* Instructions to follow *
Only the lines containing the string "tbxWorldSales" are needed; copy all of them from the listing.
───── Record extracts ─────
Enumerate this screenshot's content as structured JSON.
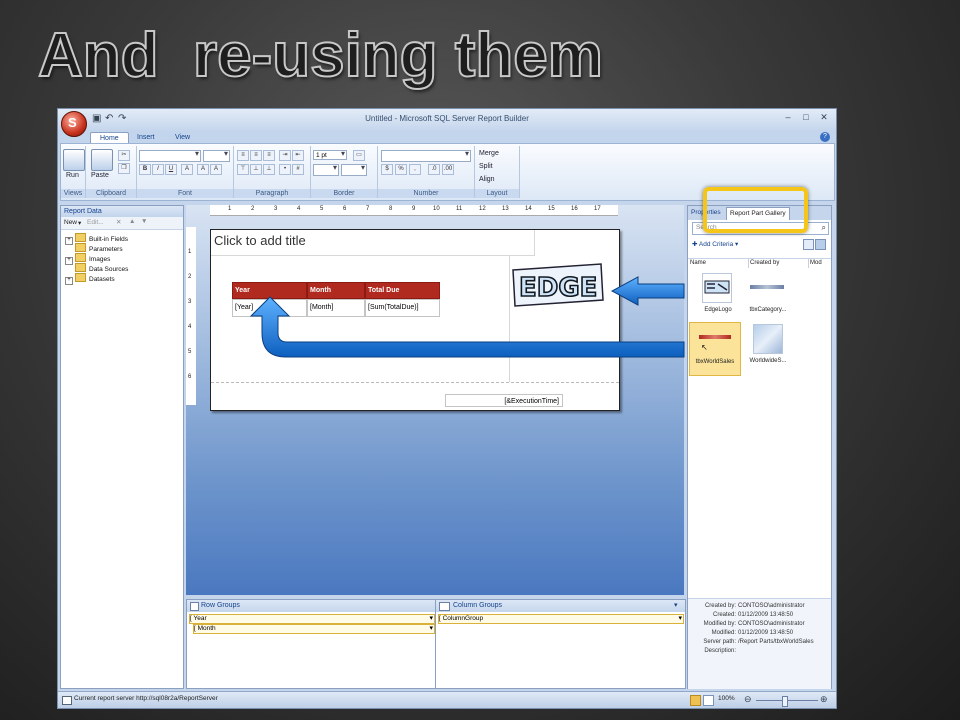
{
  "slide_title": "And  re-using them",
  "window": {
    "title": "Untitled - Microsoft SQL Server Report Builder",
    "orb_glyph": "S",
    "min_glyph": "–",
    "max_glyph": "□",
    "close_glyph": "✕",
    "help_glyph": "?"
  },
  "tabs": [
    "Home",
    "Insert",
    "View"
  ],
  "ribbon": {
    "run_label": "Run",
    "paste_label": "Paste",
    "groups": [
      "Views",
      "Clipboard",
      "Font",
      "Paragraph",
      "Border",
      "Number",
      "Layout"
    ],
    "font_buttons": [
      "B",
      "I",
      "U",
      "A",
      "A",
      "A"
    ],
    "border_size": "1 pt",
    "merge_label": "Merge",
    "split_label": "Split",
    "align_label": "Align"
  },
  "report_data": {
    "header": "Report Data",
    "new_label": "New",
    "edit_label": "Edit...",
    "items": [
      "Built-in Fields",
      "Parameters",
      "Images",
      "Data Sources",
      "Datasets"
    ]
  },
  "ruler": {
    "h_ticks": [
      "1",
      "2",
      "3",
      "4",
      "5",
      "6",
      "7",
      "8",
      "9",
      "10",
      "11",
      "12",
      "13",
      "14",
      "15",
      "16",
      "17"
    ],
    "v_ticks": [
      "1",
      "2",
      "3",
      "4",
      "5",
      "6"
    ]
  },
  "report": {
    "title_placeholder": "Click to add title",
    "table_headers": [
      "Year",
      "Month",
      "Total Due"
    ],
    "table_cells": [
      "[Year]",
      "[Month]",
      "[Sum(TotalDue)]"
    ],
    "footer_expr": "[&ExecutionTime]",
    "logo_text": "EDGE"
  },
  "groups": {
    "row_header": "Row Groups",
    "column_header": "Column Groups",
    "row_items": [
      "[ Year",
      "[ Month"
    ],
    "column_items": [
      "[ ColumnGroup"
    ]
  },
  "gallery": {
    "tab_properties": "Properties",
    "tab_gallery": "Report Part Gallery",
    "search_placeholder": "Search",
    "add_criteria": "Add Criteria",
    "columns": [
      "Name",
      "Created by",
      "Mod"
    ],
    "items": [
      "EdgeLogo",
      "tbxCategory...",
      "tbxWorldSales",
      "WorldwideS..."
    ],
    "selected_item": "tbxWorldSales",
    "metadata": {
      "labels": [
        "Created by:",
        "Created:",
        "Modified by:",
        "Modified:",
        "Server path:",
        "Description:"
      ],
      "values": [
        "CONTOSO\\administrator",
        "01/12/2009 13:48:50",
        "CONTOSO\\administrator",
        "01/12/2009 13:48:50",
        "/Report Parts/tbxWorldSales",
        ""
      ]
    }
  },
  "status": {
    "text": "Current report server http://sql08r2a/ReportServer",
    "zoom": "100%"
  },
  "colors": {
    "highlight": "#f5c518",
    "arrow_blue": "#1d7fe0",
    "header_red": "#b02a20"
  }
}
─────
* Exercise solution *
      "tbxWorldSales",
    "selected_item": "tbxWorldSales",
        "/Report Parts/tbxWorldSales",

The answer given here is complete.